Even before the Internet, Americans loved porn. In 1983, the three most popular nudie magazines—Playboy, Penthouse, and Hustler—then ranked as the 14th, 17th, and 57th largest magazines in America, distributing a combined 9 million copies each month. The Playboy Channel, a pay-cable network devoted to the finer things in life, was in more than 700,000 homes. The Adult Film Association of America boasted that some 65 million X-rated movies-back when that's what they were called-were rented or purchased in 1984. All without a single connection to the World Wide Web.

But while millions of Americans appreciated pornography, their government didn't. The Reagan administration pursued a relentless crusade against exposed flesh throughout the 1980s. As Martin Morse Wooster chronicled in "Reagan's Smutstompers," an article in the April 1986 issue of reason, the effort was headed up by an odd alliance of socially conservative "veterans of right-wing trench warfare" and "radical feminists whose views are normally abhorred by the hard right." Reagan officials requested more than $5 million for a study they said would "scientifically identify and define 'pornography' and its variable effects on adults and juveniles."

The Reagan White House's anti-porn push was an outgrowth of a legal crackdown that began a decade prior. "Between September 1978 and March 1985," Wooster wrote, "the FBI launched 2,484 investigations into pornography, resulting in 118 convictions and $7.1 million in fines and confiscated property."

Three decades later, the crusade against pornography continues online and overseas. In the United Kingdom, Conservative Party Prime Minister David Cameron has long backed the creation of an opt-in system in which users must affirmatively choose to avoid government censorship. The program, first announced more than two years ago, went into full effect in January. The 20 million British households with Internet connections now must decide whether to opt out of a government-filtered Internet.

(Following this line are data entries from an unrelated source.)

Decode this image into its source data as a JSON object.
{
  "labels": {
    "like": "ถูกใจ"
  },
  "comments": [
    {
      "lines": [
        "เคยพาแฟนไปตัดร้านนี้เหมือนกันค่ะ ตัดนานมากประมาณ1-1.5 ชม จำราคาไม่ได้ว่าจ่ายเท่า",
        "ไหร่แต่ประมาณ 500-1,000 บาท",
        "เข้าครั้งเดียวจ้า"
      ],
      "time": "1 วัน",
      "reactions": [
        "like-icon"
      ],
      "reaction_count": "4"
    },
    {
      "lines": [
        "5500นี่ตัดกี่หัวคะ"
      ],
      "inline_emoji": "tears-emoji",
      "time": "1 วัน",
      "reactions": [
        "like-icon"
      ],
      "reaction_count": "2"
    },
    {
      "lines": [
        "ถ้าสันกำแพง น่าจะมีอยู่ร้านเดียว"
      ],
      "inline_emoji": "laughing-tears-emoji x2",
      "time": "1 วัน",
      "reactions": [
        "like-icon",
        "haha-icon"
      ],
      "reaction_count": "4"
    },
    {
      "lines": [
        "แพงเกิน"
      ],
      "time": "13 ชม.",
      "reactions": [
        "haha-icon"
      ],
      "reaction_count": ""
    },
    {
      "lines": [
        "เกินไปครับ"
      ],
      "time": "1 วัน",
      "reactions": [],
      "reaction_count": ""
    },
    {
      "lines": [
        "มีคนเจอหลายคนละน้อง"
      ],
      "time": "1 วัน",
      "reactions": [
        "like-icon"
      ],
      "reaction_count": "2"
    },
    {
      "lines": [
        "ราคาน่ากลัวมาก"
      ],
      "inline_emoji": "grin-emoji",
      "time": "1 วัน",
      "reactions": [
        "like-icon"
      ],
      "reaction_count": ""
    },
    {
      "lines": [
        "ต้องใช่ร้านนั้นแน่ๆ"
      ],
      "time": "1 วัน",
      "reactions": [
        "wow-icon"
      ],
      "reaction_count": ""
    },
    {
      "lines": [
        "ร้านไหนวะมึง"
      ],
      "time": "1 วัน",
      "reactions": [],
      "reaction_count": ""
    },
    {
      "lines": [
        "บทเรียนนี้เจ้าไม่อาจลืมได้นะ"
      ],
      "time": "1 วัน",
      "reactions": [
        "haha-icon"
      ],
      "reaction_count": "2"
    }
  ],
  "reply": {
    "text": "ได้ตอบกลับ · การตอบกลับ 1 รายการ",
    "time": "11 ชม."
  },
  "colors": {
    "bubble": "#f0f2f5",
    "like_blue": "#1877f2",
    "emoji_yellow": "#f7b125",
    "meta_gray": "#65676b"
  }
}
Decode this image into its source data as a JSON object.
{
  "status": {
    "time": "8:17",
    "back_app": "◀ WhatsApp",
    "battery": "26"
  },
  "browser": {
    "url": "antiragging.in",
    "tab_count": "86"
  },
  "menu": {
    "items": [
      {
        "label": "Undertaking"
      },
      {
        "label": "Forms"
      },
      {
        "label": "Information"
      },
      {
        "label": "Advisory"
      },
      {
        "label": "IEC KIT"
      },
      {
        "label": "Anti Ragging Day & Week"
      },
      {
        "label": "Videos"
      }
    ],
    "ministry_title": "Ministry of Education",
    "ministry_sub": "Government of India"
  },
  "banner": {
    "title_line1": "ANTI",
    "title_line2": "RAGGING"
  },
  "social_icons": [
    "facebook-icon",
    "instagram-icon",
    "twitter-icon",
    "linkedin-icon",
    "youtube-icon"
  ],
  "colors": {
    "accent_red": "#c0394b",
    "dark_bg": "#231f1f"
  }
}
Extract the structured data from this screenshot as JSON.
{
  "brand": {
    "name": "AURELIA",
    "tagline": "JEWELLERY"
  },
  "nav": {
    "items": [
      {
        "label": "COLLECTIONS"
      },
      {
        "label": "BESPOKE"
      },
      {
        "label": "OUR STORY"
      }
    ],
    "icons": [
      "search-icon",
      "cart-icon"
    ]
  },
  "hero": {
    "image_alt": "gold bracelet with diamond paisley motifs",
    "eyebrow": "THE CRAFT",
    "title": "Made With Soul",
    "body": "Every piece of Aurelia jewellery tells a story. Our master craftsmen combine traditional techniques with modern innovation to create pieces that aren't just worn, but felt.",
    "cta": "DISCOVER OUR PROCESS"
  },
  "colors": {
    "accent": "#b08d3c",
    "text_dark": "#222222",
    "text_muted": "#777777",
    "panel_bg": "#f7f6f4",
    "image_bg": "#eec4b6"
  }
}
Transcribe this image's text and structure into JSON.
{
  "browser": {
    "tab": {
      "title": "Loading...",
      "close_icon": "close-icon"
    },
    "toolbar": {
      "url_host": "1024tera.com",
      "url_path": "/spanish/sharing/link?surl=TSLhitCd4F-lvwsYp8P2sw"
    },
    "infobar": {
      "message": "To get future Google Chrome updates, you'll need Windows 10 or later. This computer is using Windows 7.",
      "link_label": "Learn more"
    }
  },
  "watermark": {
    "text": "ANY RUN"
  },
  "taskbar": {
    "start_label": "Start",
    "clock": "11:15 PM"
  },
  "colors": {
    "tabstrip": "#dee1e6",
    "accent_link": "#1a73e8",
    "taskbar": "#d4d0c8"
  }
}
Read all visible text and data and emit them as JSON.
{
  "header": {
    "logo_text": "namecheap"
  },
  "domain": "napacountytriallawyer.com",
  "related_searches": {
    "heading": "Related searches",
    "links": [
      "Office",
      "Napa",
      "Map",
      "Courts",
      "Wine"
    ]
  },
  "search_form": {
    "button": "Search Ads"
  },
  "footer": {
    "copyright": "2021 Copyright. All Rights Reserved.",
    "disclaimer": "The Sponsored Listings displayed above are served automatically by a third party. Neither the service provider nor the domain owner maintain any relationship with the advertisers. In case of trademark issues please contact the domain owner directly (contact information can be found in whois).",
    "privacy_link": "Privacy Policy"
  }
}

The optional content filter grew out of a government report on the "commercialization and sexualization" of children, and it was sold as a way of stopping kids from accessing pornographic content. But it blocks far more than explicit whoopee-making. An early version gated access to non-graphic "gay and lesbian" sites and to sex education materials. And the filter continues to restrict access to file sharing sites, regardless of what content is being shared, labeling them as "obscene content."